It is likely that both military and CIA interrogators will have an opportunity to question al-Ani, government officials said. "He'll be thoroughly interrogated by everybody at the end of the day," one official said.
Al-Ani will be of interest to U.S. interrogators for reasons beyond the question of a meeting with Atta, said another official, who recalled the Iraqi agent was suspected of carrying out a number of "nefarious" missions for then-Iraqi President Saddam Hussein.
Six weeks after the Sept. 11 attacks, Stanislav Gross, the Czech Republic's interior minister, said publicly that al-Ani and Atta had met in Prague five months earlier. Al-Ani was expelled by the Czech Republic shortly after the alleged meeting for conduct incompatible with his diplomatic status.

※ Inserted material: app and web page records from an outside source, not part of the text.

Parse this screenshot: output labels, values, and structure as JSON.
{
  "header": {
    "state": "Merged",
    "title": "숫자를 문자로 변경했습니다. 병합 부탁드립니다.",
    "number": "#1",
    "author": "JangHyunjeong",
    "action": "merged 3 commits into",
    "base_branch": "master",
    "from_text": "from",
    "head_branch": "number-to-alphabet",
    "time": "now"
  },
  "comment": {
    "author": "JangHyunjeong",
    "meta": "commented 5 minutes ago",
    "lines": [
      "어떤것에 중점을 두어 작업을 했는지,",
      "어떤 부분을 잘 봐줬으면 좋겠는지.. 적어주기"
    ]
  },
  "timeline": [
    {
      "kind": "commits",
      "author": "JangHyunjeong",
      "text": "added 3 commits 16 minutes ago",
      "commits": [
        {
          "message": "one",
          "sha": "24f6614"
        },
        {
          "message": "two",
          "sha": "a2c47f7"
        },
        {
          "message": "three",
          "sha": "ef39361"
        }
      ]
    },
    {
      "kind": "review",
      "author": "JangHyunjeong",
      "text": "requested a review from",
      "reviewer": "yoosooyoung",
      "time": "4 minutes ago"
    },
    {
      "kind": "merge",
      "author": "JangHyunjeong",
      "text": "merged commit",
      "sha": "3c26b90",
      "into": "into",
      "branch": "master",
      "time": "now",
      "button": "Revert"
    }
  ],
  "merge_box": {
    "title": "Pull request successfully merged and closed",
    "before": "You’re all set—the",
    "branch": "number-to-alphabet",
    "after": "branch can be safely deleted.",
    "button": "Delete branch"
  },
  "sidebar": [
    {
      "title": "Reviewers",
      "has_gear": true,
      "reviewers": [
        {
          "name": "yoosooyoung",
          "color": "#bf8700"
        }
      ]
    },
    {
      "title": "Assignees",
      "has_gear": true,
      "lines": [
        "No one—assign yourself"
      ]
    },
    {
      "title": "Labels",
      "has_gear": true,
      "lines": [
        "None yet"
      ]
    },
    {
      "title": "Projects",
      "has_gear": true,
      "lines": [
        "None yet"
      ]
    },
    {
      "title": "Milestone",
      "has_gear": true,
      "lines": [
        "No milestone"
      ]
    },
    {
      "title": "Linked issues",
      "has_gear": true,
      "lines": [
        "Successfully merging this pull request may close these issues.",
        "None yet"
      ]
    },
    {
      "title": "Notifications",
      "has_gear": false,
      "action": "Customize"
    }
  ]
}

Czech Prime Minister Milos Zeman then told Secretary of State Colin L. Powell in November 2001 that during the meeting, Atta and al-Ani had discussed attacking the headquarters of U.S.-funded Radio Free Europe, not the Sept. 11 targets in New York and Washington.
Surveillance cameras at the Radio Free Europe building picked up al-Ani surveying the site in April 2001, around the time of his supposed meeting with Atta. A tape of al-Ani was provided to Czech intelligence shortly thereafter.
After the Sept. 11 attacks, when pictures of Atta were widely published, a Middle East informer told Czech intelligence that he had seen the hijacker five months earlier meeting with al-Ani, providing a basis for the public comments by Czech officials.
But in December, Czech President Vaclav Havel retreated from the earlier Czech statements, saying there was only "a 70 percent" chance Atta met with al-Ani. After months of further investigation, Czech officials determined last year that they could no longer confirm that a meeting took place, telling the Bush administration that al-Ani might have met with someone other than Atta.